> **PROBLEM**
In the records below, find each line with the word "workspace" and copy it.

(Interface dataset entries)
____________________
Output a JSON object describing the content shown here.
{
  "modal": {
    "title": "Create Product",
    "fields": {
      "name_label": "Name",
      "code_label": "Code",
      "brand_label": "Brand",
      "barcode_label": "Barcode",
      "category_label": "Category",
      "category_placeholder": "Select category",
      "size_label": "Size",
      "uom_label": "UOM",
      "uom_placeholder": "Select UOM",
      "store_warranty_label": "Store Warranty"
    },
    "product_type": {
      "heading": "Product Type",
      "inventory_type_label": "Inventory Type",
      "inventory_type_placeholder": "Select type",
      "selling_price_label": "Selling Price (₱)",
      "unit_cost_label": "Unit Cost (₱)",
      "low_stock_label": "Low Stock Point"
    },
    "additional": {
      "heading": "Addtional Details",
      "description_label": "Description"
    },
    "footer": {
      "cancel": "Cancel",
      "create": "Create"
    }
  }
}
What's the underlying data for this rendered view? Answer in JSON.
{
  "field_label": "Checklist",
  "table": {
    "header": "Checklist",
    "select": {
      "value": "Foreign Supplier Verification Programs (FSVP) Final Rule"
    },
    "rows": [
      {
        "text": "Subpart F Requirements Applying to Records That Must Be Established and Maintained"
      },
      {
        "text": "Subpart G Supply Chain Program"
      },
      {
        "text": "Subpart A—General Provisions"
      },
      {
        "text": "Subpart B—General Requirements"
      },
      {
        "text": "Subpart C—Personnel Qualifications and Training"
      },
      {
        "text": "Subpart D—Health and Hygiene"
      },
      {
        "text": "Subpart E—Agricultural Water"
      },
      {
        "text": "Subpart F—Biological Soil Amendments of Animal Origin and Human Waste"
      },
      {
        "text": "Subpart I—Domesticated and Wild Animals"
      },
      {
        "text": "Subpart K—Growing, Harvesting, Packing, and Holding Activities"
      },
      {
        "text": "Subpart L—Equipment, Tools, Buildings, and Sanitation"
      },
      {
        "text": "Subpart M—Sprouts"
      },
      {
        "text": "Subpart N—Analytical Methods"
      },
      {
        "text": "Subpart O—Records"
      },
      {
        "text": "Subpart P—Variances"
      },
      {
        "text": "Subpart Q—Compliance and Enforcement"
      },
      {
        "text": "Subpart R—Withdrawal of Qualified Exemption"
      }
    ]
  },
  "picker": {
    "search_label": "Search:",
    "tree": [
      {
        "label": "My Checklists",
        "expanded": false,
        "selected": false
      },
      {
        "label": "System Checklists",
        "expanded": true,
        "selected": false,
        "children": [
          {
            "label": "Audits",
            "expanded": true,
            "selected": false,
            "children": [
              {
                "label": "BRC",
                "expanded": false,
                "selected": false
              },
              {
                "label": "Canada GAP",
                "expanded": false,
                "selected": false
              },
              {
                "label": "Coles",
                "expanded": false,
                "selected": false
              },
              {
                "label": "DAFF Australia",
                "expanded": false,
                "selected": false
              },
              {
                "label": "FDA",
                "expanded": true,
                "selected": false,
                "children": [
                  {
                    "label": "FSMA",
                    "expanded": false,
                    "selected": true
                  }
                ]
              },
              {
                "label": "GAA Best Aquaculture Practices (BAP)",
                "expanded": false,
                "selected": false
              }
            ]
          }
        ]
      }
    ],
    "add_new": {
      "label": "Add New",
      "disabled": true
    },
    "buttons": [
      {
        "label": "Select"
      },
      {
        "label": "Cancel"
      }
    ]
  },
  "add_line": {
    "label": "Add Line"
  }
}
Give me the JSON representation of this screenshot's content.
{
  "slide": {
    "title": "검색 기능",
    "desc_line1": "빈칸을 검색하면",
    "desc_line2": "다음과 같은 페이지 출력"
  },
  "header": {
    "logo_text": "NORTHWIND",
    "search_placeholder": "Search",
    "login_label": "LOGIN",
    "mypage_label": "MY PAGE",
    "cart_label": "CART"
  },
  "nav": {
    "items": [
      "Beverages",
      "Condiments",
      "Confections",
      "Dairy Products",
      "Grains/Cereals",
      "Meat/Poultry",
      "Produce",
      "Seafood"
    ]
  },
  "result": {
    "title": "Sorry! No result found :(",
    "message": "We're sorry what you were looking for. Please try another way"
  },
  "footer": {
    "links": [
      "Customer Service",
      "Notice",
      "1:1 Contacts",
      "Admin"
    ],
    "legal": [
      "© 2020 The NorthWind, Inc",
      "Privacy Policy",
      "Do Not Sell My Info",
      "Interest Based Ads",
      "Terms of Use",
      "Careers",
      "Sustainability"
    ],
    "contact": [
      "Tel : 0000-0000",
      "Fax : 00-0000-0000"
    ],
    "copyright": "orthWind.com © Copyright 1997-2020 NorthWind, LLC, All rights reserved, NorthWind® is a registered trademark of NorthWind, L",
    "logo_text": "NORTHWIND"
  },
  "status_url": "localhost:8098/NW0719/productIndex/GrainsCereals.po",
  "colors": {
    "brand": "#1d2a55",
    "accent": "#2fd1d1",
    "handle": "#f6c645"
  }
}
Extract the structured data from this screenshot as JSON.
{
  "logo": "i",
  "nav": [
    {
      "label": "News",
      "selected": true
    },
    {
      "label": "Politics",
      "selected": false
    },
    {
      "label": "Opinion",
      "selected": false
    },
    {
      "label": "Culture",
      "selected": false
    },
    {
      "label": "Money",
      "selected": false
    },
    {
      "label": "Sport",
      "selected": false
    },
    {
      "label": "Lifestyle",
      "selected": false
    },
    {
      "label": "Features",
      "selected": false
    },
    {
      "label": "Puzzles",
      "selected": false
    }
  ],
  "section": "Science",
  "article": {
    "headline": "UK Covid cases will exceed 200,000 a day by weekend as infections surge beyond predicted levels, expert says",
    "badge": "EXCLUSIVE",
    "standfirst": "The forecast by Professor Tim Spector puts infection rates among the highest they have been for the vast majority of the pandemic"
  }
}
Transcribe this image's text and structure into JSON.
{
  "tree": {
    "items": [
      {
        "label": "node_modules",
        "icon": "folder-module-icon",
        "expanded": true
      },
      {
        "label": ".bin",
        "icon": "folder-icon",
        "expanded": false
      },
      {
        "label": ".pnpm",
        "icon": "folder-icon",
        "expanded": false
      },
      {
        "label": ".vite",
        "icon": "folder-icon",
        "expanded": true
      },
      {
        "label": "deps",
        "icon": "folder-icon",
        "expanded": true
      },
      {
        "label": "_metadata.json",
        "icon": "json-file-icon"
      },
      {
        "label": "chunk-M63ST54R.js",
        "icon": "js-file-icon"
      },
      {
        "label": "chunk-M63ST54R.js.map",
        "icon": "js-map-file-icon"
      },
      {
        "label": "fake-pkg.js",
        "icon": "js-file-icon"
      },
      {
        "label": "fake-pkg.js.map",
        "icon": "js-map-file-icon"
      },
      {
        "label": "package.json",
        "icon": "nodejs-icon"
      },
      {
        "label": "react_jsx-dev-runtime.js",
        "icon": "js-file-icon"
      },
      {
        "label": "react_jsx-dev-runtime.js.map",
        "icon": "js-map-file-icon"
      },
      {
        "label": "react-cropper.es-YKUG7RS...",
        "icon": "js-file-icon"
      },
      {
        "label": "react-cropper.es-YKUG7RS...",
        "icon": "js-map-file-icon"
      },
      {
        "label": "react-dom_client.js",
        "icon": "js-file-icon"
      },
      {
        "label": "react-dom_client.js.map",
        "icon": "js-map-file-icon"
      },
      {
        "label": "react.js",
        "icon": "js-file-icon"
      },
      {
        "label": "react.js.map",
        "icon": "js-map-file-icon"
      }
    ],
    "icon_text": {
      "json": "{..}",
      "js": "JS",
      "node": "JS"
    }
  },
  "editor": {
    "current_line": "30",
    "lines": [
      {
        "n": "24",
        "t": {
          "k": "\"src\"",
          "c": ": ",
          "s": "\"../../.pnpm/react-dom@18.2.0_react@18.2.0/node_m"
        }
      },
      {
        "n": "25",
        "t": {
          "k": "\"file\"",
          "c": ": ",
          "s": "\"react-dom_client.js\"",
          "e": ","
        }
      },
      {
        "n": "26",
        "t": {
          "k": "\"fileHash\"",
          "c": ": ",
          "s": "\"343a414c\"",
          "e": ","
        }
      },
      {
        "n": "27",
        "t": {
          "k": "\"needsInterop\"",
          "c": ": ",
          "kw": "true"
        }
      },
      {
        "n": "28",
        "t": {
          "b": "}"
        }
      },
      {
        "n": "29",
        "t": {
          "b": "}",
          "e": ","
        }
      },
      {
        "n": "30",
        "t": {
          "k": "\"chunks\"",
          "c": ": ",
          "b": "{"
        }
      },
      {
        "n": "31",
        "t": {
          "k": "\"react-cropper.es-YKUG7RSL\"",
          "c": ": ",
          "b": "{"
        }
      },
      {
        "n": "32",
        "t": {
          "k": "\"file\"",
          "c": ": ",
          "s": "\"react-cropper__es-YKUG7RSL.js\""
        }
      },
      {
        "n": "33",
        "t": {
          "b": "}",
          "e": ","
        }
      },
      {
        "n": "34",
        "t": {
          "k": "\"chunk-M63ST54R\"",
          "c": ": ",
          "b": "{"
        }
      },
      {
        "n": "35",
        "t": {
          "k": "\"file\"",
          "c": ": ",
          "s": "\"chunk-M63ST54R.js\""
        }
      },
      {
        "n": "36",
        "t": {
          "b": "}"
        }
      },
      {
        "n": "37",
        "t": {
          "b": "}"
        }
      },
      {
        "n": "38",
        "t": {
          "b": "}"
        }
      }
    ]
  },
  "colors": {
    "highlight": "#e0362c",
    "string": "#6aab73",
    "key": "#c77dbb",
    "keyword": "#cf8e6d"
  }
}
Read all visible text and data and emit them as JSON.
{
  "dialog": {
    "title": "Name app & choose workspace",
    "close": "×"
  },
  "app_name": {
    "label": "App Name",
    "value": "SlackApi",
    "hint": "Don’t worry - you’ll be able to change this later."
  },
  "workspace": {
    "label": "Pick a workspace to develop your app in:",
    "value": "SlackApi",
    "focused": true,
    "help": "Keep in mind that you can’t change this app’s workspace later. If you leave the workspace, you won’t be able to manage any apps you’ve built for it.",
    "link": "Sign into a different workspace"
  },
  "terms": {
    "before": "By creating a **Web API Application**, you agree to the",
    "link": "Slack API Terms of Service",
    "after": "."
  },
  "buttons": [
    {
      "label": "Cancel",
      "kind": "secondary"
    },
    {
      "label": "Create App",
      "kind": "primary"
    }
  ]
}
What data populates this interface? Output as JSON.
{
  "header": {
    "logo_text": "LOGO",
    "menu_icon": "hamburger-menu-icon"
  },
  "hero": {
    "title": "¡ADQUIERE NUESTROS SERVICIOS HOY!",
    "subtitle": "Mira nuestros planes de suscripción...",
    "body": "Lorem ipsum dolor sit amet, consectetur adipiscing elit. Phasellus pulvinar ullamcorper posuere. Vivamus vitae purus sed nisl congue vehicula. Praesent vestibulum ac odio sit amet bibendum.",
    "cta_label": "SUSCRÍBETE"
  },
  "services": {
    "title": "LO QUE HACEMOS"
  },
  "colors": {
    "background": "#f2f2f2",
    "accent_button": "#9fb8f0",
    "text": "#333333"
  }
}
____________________
> **TASK ANSWER**
    "title": "Name app & choose workspace",
  "workspace": {
    "label": "Pick a workspace to develop your app in:",
    "help": "Keep in mind that you can’t change this app’s workspace later. If you leave the workspace, you won’t be able to manage any apps you’ve built for it.",
    "link": "Sign into a different workspace"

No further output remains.